Dataset rows for apps and sites
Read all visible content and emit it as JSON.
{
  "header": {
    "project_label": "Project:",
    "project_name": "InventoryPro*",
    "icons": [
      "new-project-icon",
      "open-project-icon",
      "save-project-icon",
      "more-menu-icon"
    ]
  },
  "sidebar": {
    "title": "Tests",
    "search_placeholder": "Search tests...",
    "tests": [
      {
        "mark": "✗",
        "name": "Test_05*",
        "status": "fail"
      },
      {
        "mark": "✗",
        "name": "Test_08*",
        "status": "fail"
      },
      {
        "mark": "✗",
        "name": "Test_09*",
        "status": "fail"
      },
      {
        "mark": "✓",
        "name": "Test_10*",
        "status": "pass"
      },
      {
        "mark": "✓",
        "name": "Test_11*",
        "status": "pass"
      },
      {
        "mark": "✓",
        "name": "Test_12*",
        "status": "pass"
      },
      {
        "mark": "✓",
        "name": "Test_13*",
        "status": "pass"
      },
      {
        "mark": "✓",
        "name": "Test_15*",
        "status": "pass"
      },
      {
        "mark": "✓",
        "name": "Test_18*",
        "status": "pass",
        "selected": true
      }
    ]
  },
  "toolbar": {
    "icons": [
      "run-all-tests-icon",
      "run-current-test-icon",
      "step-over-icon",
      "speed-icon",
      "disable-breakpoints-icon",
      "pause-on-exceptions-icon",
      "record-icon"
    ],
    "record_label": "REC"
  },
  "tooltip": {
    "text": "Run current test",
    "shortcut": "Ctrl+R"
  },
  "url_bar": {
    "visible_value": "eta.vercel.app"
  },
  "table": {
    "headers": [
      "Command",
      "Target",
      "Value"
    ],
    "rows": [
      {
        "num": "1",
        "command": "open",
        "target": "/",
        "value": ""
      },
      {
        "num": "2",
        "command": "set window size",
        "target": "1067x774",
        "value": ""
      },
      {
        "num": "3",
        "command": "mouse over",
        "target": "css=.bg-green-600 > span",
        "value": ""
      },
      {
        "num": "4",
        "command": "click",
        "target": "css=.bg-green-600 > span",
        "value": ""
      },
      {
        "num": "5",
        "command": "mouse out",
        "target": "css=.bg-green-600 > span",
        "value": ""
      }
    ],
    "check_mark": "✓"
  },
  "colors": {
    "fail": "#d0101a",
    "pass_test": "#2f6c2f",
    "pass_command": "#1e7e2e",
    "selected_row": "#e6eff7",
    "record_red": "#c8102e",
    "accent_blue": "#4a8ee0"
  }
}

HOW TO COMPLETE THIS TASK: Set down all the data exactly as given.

WRITTEN ANSWER:
Read all visible content and emit it as JSON.
{
  "header": {
    "project_label": "Project:",
    "project_name": "InventoryPro*",
    "icons": [
      "new-project-icon",
      "open-project-icon",
      "save-project-icon",
      "more-menu-icon"
    ]
  },
  "sidebar": {
    "title": "Tests",
    "search_placeholder": "Search tests...",
    "tests": [
      {
        "mark": "✗",
        "name": "Test_05*",
        "status": "fail"
      },
      {
        "mark": "✗",
        "name": "Test_08*",
        "status": "fail"
      },
      {
        "mark": "✗",
        "name": "Test_09*",
        "status": "fail"
      },
      {
        "mark": "✓",
        "name": "Test_10*",
        "status": "pass"
      },
      {
        "mark": "✓",
        "name": "Test_11*",
        "status": "pass"
      },
      {
        "mark": "✓",
        "name": "Test_12*",
        "status": "pass"
      },
      {
        "mark": "✓",
        "name": "Test_13*",
        "status": "pass"
      },
      {
        "mark": "✓",
        "name": "Test_15*",
        "status": "pass"
      },
      {
        "mark": "✓",
        "name": "Test_18*",
        "status": "pass",
        "selected": true
      }
    ]
  },
  "toolbar": {
    "icons": [
      "run-all-tests-icon",
      "run-current-test-icon",
      "step-over-icon",
      "speed-icon",
      "disable-breakpoints-icon",
      "pause-on-exceptions-icon",
      "record-icon"
    ],
    "record_label": "REC"
  },
  "tooltip": {
    "text": "Run current test",
    "shortcut": "Ctrl+R"
  },
  "url_bar": {
    "visible_value": "eta.vercel.app"
  },
  "table": {
    "headers": [
      "Command",
      "Target",
      "Value"
    ],
    "rows": [
      {
        "num": "1",
        "command": "open",
        "target": "/",
        "value": ""
      },
      {
        "num": "2",
        "command": "set window size",
        "target": "1067x774",
        "value": ""
      },
      {
        "num": "3",
        "command": "mouse over",
        "target": "css=.bg-green-600 > span",
        "value": ""
      },
      {
        "num": "4",
        "command": "click",
        "target": "css=.bg-green-600 > span",
        "value": ""
      },
      {
        "num": "5",
        "command": "mouse out",
        "target": "css=.bg-green-600 > span",
        "value": ""
      }
    ],
    "check_mark": "✓"
  },
  "colors": {
    "fail": "#d0101a",
    "pass_test": "#2f6c2f",
    "pass_command": "#1e7e2e",
    "selected_row": "#e6eff7",
    "record_red": "#c8102e",
    "accent_blue": "#4a8ee0"
  }
}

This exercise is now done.